Book Contends Arab Stereotypes Must Go
Culturally Speaking: Promoting Cross-Cultural Awareness in a Post-9/11 World, written by Mary Coons, was recently named as a finalist in the 2008 Best Books Awards, sponsored by USA Book News, in the non-fiction, multi-culture category.
Cultural stereotypes and ignorance – not geographical distances – separate countries in this post-9/11 world, believes Coons. The average American is unfamiliar with how the Arab Muslim culture is integrated within its religion; thus, many Americans believe that the Islamic world is Americaâ€™s enemy!

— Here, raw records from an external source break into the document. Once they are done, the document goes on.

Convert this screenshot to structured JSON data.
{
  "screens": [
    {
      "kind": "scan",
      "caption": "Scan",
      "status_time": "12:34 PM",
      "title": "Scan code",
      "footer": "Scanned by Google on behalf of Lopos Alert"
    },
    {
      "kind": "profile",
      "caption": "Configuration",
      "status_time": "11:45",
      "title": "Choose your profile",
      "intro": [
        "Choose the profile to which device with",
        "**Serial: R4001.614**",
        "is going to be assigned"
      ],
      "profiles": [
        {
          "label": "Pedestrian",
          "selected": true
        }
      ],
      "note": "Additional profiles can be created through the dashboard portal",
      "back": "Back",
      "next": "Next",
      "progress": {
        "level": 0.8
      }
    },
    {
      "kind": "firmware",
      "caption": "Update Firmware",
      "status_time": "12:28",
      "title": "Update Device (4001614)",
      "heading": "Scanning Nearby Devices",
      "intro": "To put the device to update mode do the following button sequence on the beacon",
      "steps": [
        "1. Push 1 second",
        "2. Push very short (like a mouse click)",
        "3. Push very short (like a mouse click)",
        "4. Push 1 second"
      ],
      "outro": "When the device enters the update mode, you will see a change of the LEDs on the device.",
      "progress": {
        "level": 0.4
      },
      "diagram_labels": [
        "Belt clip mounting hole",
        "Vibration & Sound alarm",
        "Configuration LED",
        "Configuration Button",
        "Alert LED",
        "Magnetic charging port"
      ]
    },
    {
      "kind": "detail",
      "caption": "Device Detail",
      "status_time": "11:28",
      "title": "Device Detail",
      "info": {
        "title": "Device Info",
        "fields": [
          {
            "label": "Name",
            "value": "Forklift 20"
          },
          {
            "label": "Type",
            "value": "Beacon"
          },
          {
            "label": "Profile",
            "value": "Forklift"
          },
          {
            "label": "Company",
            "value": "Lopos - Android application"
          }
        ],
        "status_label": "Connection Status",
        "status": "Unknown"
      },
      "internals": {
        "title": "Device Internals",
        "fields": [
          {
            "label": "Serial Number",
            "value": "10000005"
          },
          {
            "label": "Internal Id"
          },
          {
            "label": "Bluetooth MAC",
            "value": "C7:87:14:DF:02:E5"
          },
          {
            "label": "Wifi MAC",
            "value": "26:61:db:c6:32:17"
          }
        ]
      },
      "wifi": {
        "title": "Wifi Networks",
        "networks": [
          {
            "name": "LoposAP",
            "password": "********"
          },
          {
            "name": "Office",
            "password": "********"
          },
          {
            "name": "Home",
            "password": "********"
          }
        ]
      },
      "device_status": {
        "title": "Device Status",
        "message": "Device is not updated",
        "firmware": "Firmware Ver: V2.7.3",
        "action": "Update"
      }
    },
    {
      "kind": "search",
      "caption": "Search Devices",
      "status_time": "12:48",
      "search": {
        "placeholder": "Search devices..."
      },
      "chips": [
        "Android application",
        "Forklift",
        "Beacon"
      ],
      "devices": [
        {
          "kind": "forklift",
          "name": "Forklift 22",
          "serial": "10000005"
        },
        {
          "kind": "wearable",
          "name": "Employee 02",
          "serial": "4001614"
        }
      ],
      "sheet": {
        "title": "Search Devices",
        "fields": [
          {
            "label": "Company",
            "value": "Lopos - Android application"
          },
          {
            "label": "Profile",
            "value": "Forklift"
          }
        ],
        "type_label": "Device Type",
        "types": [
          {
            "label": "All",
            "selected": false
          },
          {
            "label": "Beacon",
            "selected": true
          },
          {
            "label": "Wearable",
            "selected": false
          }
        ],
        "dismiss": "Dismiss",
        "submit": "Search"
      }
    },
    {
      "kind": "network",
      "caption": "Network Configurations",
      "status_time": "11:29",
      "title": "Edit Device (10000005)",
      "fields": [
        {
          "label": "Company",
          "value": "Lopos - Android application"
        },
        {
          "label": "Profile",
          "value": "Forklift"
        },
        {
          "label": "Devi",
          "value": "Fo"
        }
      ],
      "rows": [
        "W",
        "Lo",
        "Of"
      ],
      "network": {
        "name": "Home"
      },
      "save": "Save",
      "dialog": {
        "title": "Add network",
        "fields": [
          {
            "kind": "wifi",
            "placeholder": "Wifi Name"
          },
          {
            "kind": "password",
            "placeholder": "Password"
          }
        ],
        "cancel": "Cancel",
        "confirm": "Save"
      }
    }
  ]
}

But the Islamic world is not Americaâ€™s enemy. Ignorance is the enemy. And that ignorance spread like wildfire across the Internet running up to the election of Barack Obama.
According to the book, the average Arab Muslim mistakenly assumes American views are controlled by special interest groups opposed to Islam. In short, there is profound ignorance on both sides between what people know to be true and what these individuals choose to believe.

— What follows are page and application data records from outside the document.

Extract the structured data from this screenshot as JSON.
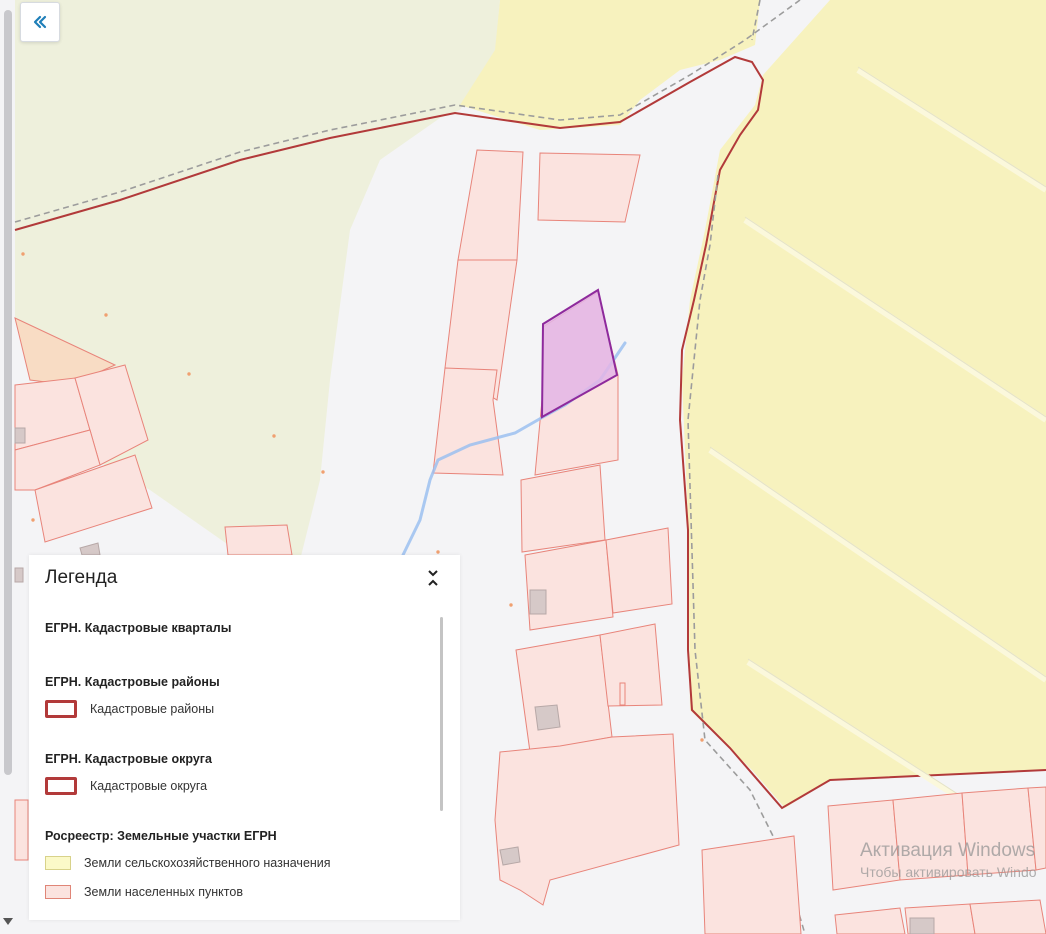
{
  "map": {
    "colors": {
      "background": "#f4f4f6",
      "agricultural_land": "#f7f2be",
      "forest_green": "#eef0dc",
      "settlement_parcel": "#fbe3df",
      "parcel_border": "#e8847a",
      "district_border": "#b23a3a",
      "selected_parcel_fill": "#e3b5e6",
      "selected_parcel_border": "#8e2a9c",
      "stream": "#9bbff0"
    }
  },
  "controls": {
    "collapse_icon": "chevrons-left-icon"
  },
  "legend": {
    "title": "Легенда",
    "toggle_icon": "chevron-up-down-icon",
    "groups": [
      {
        "title": "ЕГРН. Кадастровые кварталы",
        "items": []
      },
      {
        "title": "ЕГРН. Кадастровые районы",
        "items": [
          {
            "label": "Кадастровые районы",
            "swatch": "outline",
            "color": "#b23a3a"
          }
        ]
      },
      {
        "title": "ЕГРН. Кадастровые округа",
        "items": [
          {
            "label": "Кадастровые округа",
            "swatch": "outline",
            "color": "#b23a3a"
          }
        ]
      },
      {
        "title": "Росреестр: Земельные участки ЕГРН",
        "items": [
          {
            "label": "Земли сельскохозяйственного назначения",
            "swatch": "fill",
            "color": "#fbf9c8",
            "border": "#d8d28a"
          },
          {
            "label": "Земли населенных пунктов",
            "swatch": "fill",
            "color": "#fbe3df",
            "border": "#e08577"
          }
        ]
      }
    ]
  },
  "watermark": {
    "line1": "Активация Windows",
    "line2": "Чтобы активировать Windo"
  }
}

Through a conversational tone with American Christians and Bahraini Arab Muslims, overcoming ignorance is â€˜Culturally Speakingâ€™sâ€™ main message. Readers will gain crucial insight into 11 specifically-identified generalizations each group had of the other, which are discussed in detail, along with religious views and cultural practices of this Arab Muslim country that has been home to the U.S. Navy Commandâ€™s Fifth Fleet for more than 50 years.
â€œAdmitting our ignorance, recognizing and dispelling gross generalizations and, finally, beginning to influence and inspire changed attitudes toward cross-cultural differences among family, friends, and coworkers are the main message points of this book,â€ states Coons. â€œThis does not mean we must always agree with one anotherâ€™s perspective. But we do have a responsibility to respect one anotherâ€™s opinions as part of healthy, intellectual stimulation.â€
Coons, a professional writer, is owner and president of Pen & Ink Communications, a Minneapolis-based small business specializing in writing family stories/life histories, and business and travel writing. She is the past international editor of the Bahrain Traveler, the official tourism magazine of the Kingdom of Bahrain. She began visiting Bahrain in December 2005, and was immediately in awe of the Arab culture and people. As a writer, it was natural that she would seek out individuals to understand who they are and how they think. Culturally Speaking is the result of her drive to learn.